Presuming my test was accurate, can one expect performance to become as as snappy on the production server, with, say, 200 customers at the same time reading through from and conntacting this table?
I suppose InnoDB might be best?
That is dependent around the storage engine you are likely to use and what is the read/write ratio.
InnoDB will improve if you will find large amount of creates. Whether it's reads with very periodic write, MyISAM may be faster. MyISAM uses table level securing, therefore it locks up whole table whenever you have to update. InnoDB uses row level securing, so that you can have concurrent updates on different rows.
InnoDB is certainly safer, so I'd stick to it anyhow.
BTW. keep in mind that at this time RAM is extremely cheap, so purchase a lot.
Is dependent on a variety of factors:

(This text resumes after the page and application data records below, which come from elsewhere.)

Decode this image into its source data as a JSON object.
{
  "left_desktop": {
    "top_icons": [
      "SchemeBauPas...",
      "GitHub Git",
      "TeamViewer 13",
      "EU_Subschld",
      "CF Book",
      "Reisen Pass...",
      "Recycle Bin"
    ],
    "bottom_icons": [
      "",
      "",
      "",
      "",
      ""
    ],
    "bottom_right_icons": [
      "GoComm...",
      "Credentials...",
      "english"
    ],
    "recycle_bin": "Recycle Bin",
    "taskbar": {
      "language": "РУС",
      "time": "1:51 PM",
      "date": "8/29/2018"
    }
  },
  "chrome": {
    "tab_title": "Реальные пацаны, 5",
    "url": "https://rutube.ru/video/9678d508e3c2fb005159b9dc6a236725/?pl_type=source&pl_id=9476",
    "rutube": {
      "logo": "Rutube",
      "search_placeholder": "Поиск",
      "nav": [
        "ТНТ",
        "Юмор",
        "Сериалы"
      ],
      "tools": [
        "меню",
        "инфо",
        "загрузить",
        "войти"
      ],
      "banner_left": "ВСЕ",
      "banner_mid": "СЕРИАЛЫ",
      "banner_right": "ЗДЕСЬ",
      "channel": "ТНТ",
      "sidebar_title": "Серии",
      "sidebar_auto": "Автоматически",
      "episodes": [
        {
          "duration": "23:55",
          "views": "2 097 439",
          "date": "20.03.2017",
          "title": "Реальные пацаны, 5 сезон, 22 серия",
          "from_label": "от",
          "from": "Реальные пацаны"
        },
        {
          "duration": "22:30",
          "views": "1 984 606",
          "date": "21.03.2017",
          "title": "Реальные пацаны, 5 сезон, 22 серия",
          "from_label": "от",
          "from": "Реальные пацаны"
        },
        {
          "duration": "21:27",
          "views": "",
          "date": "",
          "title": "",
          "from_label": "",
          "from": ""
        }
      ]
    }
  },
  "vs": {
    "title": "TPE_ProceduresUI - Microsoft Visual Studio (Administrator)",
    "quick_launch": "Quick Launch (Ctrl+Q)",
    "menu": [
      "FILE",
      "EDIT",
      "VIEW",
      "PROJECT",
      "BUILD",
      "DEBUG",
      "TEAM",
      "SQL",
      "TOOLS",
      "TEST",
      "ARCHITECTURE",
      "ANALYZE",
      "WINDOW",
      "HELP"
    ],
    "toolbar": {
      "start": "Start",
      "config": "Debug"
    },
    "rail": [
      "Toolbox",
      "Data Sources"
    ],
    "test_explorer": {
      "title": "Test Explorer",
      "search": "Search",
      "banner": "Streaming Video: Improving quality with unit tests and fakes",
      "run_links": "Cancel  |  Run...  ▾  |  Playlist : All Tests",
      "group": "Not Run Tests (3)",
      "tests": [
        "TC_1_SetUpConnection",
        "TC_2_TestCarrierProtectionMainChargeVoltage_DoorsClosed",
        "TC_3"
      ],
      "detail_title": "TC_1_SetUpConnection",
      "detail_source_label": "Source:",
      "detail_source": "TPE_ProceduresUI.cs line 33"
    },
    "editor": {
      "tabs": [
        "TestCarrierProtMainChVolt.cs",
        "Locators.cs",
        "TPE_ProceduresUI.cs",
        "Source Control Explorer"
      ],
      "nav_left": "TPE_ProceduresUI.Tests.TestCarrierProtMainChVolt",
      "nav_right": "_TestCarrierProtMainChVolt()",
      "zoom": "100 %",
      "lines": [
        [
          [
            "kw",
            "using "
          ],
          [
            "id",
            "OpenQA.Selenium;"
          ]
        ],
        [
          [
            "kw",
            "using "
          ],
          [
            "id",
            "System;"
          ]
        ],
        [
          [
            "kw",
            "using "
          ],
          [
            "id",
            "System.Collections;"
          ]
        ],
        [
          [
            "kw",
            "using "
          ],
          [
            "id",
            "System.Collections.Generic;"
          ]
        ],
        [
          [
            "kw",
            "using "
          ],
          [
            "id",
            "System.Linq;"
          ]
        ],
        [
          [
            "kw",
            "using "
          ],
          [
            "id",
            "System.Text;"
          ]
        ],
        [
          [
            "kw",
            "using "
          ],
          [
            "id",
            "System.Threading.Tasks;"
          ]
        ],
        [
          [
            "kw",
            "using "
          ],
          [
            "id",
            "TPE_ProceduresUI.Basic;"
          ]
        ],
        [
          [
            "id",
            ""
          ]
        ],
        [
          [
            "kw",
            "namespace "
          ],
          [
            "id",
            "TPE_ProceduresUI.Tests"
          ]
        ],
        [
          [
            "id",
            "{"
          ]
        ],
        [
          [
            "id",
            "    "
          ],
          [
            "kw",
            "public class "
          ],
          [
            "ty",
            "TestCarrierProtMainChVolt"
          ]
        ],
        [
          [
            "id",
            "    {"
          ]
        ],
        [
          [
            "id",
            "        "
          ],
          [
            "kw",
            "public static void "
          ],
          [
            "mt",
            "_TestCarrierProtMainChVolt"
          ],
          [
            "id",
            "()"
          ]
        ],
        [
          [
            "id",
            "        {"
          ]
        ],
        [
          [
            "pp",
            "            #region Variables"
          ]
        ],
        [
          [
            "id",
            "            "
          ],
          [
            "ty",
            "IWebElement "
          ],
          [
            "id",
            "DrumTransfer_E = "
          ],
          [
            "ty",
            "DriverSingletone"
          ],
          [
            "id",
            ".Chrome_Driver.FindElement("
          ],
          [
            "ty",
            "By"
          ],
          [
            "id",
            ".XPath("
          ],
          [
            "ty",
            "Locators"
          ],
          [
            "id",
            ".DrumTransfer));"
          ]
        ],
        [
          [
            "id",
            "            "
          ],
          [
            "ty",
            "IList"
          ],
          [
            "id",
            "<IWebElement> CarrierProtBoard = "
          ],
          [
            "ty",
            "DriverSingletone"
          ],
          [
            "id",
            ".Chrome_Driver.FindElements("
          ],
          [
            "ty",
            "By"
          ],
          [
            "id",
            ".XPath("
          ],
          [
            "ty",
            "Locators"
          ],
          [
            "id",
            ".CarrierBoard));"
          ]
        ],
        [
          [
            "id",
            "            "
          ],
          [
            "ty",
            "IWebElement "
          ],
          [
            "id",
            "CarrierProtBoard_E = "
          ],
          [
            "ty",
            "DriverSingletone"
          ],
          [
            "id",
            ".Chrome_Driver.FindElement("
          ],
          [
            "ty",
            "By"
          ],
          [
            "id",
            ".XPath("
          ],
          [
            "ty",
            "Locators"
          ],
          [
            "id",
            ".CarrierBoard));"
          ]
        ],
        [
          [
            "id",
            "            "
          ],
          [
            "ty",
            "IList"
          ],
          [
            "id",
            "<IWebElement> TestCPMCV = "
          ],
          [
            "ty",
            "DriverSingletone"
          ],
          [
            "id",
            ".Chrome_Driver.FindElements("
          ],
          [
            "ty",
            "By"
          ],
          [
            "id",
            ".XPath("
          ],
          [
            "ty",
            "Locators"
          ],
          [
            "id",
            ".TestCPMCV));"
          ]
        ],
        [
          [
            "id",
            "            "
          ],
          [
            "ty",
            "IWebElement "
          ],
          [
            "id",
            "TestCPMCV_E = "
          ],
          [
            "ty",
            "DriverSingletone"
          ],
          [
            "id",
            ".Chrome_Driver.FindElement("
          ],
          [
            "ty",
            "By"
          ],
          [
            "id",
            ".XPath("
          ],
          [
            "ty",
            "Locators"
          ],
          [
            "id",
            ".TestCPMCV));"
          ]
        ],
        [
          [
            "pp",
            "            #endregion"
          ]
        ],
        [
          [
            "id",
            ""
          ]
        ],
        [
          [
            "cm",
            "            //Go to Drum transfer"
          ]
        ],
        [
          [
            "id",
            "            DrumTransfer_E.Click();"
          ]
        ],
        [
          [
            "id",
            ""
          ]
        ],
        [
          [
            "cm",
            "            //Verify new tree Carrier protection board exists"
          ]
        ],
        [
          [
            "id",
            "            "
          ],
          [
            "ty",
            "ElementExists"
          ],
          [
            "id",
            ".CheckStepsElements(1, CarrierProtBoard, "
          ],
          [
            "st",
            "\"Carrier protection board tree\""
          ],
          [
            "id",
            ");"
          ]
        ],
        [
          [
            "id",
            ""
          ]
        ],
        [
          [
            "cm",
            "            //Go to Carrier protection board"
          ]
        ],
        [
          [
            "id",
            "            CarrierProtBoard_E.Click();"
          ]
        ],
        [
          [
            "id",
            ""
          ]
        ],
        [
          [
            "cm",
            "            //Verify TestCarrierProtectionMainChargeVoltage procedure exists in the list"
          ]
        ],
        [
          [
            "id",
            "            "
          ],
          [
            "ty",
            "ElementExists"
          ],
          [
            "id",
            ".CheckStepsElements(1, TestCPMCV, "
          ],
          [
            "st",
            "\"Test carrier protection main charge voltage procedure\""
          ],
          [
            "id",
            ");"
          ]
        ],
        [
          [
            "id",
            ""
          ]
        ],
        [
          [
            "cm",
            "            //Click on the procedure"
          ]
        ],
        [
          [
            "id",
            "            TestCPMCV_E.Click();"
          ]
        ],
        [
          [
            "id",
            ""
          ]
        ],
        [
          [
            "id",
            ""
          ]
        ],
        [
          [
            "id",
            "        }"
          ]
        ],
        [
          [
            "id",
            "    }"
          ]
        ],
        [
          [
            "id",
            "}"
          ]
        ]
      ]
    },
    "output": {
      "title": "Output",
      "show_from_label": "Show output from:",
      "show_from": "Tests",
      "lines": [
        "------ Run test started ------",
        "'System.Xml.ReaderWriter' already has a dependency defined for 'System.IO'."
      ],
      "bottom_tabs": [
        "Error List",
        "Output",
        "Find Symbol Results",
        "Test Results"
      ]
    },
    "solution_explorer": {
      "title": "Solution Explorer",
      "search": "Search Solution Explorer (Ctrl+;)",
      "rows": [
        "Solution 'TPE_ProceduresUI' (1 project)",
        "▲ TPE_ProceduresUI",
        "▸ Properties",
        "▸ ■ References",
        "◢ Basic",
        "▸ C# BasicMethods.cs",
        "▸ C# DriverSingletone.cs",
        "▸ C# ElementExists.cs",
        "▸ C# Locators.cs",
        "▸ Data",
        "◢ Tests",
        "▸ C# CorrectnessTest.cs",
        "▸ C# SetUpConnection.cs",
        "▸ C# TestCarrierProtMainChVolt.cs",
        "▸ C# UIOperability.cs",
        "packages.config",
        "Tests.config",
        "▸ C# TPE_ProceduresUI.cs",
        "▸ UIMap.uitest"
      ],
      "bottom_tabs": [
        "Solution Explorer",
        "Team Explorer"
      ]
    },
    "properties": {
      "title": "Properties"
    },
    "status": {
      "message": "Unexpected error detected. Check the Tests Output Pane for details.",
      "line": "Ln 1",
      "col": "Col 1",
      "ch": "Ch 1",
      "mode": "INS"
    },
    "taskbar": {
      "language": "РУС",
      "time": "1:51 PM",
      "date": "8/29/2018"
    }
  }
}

- Server hardware (Especially RAM)
- Server configuration
- Data size
- Quantity of indexes and index size
- Storage engine
- Author/readers ratio
I would not expect it to scale that well. More to the point, this type of factor would be to vital that you speculate about. Benchmark it and discover for yourself.
Regarding storage engine, I would not dare to make use of not InnoDB for any table of this size that's both read and written to. Should you run any write query that is not a primitive place or single row update you'll finish up securing the table using MyISAM, which yields terrible performance consequently.
There is no reason why MySql could not handle that type of load with no significant issues. You will find many other variables involved though (otherwise, it is a 'how lengthy is a bit of string' question). Personally, I have had numerous tables in a variety of databases which are well beyond that range.
- What size is each record (normally)
- Just how much RAM does the database server have - and just how expensive is allotted towards the various designs of Mysql/InnoDB.
A default configuration may permit a default 8MB buffer between disk and client (that might work acceptable for just one user) - but attempting to fit a 6GB+ database through that's condemned to failure. This problem was real btw - and was leading to several crashes each day of the database/website till I had been introduced directly into trouble-shoot it.
If you'll probably perform a good deal more with this database, I'd recommend getting someone after some more experience, or at best oing what you could to have the ability to provide some optimisations. Reading through 'High Performance MySQL, 2nd Edition' is a great start, out of the box searching at some tools like Maatkit.
As lengthy as the schema design and DAL are built good enough, you realize query optimisation thoroughly, may change all of the server configuration configurations in a high end, and also have "enough" hardware correctly set up, yes (aside from sufficiently pathological cases).
Same answer both engines.
You need to most likely execute a load test to ensure, but as lengthy because the index was produced correctly (meaning indexes are enhanced for your query claims), the Choose queries should perform in an acceptable speed (the Card inserts and/or UPDATES might be much more of a speed problem though based on the number of indexes you've, and just how large the indexes get).